Belarusian opposition confronts with choice again: to boycott or participate in elections
Belarus enters a new political cycle with the old set of arguments and controversies. The main tension, again, is about participation or boycotting of the upcoming election campaign.
A number of political movements voiced their position concerning the participation or non-participation in Parliamentary elections in Belarus in 2012.
On 26 October a member of the Belarusian Social Democratic Party Hramada Mr. Znavets presented arguments “for a boycott of the elections”. The main argument is based on the historical experience of the latest Parliamentary elections in 2008, when there was a plan of joint action of Belarus and the West in exchange for recognition of the elections. It did not work out as not a single representative of the opposition was elected to the House of Representatives. Moreover, according to Mr. Znavets, the inclusion of the “oppositional” Deputies into the Parliament would threaten the precarious position of the Belarusian regime. Therefore, undoubtedly,Lukashenko will not agree to comply with the EU and the OSCE requirements to liberalize the elections. Mr. Znavets believes the opposition should focus on the alternative election campaign, disregarding the existing public institutions of power, and its results should be recognized by the international community, not by the Belarusian authorities.
According to Mr. Znavets, the inclusion of the “oppositional” Deputies into the Parliament would threaten the precarious position of the Belarusian regime.
On 28 October the alternative point of view has been voiced by the leader of the “Tell the Truth!” campaign, Mr. Niakliajeu. His argument is based on the fact that, in order to preserve the sovereignty and his own power, President Lukashenko needs to balance out the country’s dependence on Russia, which will increase with the launch of the single economic space in 2012. In his view it could be achieved if three conditions of the EU are met: the release and rehabilitation of political prisoners, commencement of negotiations with the opposition and holding of the Parliamentary elections in compliance with the OSCE standards. As a bonus for fulfillment of these conditions Mr. Niakliajeu recalled the EUR 9 billion promised by Polish Prime Minister Donald Tusk for Belarus.
Niakliajeu believes, in order to preserve the sovereignty and his own power, President Lukashenko needs to balance out the country’s dependence on Russia, which will increase with the launch of the single economic space in 2012.
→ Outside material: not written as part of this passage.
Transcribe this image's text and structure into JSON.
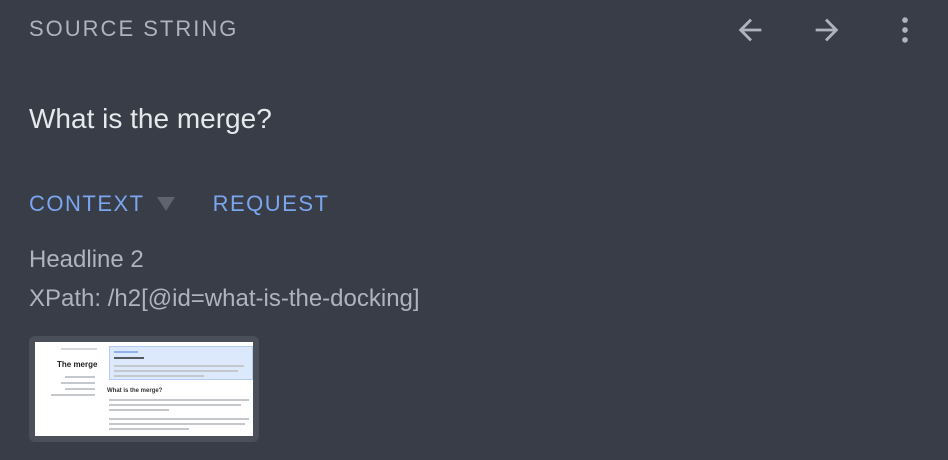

Both arguments are quite traditional for the Belarusian opposition. However the previous elections experience in Belarus shows that the leadership of the opposition parties and movements cannot implement neither strategy due to lack of joint efforts, inconsistency and mismatch of their actions. As a result, President Lukashenko skillfully uses the contradictions between the leaders and movements and international agencies behind them to remain at power.
Moreover, the existence of political prisoners and among them two former presidential candidates and prominent politicians (Mr. Sannikov and Mr. Statkevich), puts off the ability of the opposition forces to coordinate their positions before the Parliamentary elections and to unite “for” or “against” the election campaign.
Last week, Belarusian Foreign Minister Makei participated in the foreign ministers’ meeting of the Eastern Partnership and Visegrad Group initiative hosted by Warsaw. The Belarusian FM emphasized Belarus' interest in cooperation in the transport sector, which could be due to Belarus’ desire to export electricity surplus after Belarus finished construction of the nuclear power plant in Ostrovets. Minsk expressed concerns about Warsaw’s stance on the Belarusian NPP, as it refused to buy electricity from Belarus and supported Vilnius’ protest on this issue. Following accusations by the Belarusian leadership and the state media against western states, including Poland, of training "nationalist militants", Minsk did not agree on the visit of the European Parliament deputies from Lithuania and Germany to Belarus and to the NPP construction site near Ostrovets in particular. In addition, the Belarusian authorities have stepped up efforts to enforce education in Russian in Polish-language schools in Grodno and Vaukavysk. Should a rift in Belarusian-Polish relations persist, the Belarusian authorities are likely to step up the pressure on the Polish-speaking minority in Belarus.